Repeat the data exactly, with every line included.

- - - - -

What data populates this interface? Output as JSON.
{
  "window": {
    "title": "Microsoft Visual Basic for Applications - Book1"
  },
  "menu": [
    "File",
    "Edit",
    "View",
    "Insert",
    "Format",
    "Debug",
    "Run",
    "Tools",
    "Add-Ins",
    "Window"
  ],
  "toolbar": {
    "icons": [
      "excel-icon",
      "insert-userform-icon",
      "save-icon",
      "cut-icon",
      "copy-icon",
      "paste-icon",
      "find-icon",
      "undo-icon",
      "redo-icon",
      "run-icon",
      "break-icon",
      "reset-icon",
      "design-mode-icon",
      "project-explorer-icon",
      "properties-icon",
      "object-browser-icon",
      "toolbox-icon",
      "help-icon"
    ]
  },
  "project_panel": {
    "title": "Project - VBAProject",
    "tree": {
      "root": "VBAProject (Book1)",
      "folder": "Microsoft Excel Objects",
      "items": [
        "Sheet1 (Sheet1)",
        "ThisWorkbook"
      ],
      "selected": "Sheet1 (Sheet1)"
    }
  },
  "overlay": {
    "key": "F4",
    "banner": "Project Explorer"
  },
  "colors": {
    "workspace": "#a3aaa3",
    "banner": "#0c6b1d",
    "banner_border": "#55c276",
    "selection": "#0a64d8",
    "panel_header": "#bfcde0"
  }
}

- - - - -

» **Reply**
What data populates this interface? Output as JSON.
{
  "window": {
    "title": "Microsoft Visual Basic for Applications - Book1"
  },
  "menu": [
    "File",
    "Edit",
    "View",
    "Insert",
    "Format",
    "Debug",
    "Run",
    "Tools",
    "Add-Ins",
    "Window"
  ],
  "toolbar": {
    "icons": [
      "excel-icon",
      "insert-userform-icon",
      "save-icon",
      "cut-icon",
      "copy-icon",
      "paste-icon",
      "find-icon",
      "undo-icon",
      "redo-icon",
      "run-icon",
      "break-icon",
      "reset-icon",
      "design-mode-icon",
      "project-explorer-icon",
      "properties-icon",
      "object-browser-icon",
      "toolbox-icon",
      "help-icon"
    ]
  },
  "project_panel": {
    "title": "Project - VBAProject",
    "tree": {
      "root": "VBAProject (Book1)",
      "folder": "Microsoft Excel Objects",
      "items": [
        "Sheet1 (Sheet1)",
        "ThisWorkbook"
      ],
      "selected": "Sheet1 (Sheet1)"
    }
  },
  "overlay": {
    "key": "F4",
    "banner": "Project Explorer"
  },
  "colors": {
    "workspace": "#a3aaa3",
    "banner": "#0c6b1d",
    "banner_border": "#55c276",
    "selection": "#0a64d8",
    "panel_header": "#bfcde0"
  }
}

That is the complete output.